The role of the private sector in MENA

Sunday 31/07/2016

A recent report from the European Bank for Recon­struction and Development, the European Invest­ment Bank and the World Bank tries to answer the question: What is holding back the private sector in MENA?

The work of the three institutions was based on a survey of more than 6,000 private firms in Dji­bouti, Egypt, Jordan, Lebanon, Morocco, Tunisia, Yemen, the West Bank and Gaza.

Four main impediments to the growth of private sector activity were identified: Political instability, corruption, unreliable electricity supply and inadequate access to finance. Companies in Egypt, Lebanon, Tunisia and the West Bank and Gaza, in particu­lar, complained of political instability as “the top obstacle to business”.

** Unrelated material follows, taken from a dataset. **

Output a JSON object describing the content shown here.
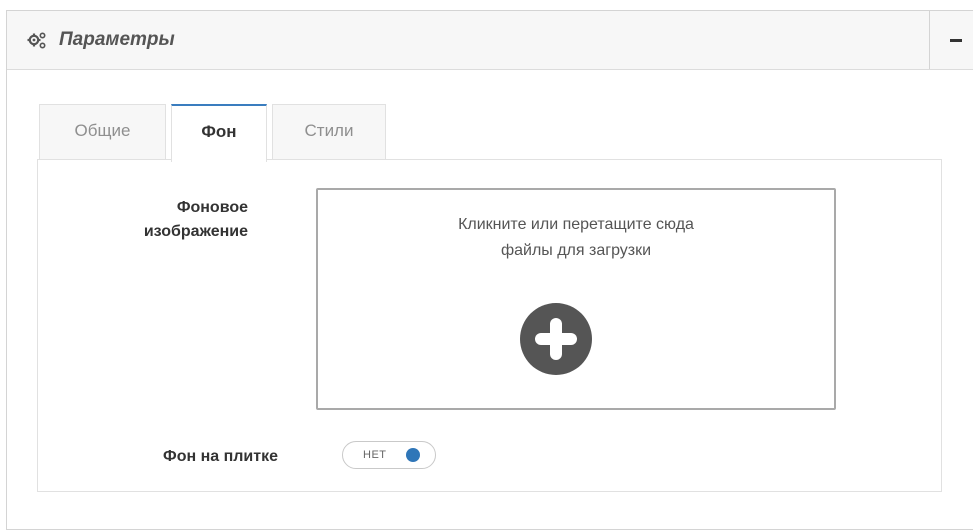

This is hardly surprising considering the turmoil that has engulfed the region in recent years. The economic systems of countries that experienced “Arab spring” changes are still await­ing greater stability to attain levels of growth sufficient to meet the demands of restless young populations. The economic situa­tion in Lebanon and Jordan has been affected by the war in Syria and the inflow of refugees.

The report also points out a “notable disconnect between firms and banks in the region”. Only a limited segment of private companies has access to bank financing. In Egypt, banks account for only 2% of firm finance and 40% of private sector firms do not have a cheque or savings account.

According to European Investment Bank Director Debora Revoltella: “Finding a way to reconnect banks and firms is crucial to enhance growth opportunities in the region.”

“There is an overwhelming consensus among economists that the development of a vibrant private sector is essential for deliv­ering that growth,” stressed the report.

The private sector alone cannot meet the socio-economic challenges of MENA, however. Collaboration between the public and private sectors is needed to absorb the hundreds of thousands of unemployed young people.

There needs to be educational reform. The report pleads for “a reorientation of the region’s education systems towards learning skills that are relevant for private sector employment”. This means giving more importance to vocational training and over­coming the mismatch between educational sector and the job market to create more quality jobs.

The Arab private sector is constrained by the low ratio of women it employs. Only 8% of the private sector workforce are women, below the already low 17% MENA workforce average.

Many in the formal private sector complain of the unfair compe­tition of the informal economic sector, which does not pay taxes or worker benefits but it is the lack of employment and bloated bureaucratic red tape that encourages the growth of the informal economy and the spread of corruption.

Nearly all — 97% — surveyed firms in Yemen and 61% in Lebanon identify corruption as a major obstacle to business even if the incidence of bribery is in fact much lower.

The private sector needs a better business climate to be a real engine of economic growth and assume its wider social responsi­bility in the current age of turmoil.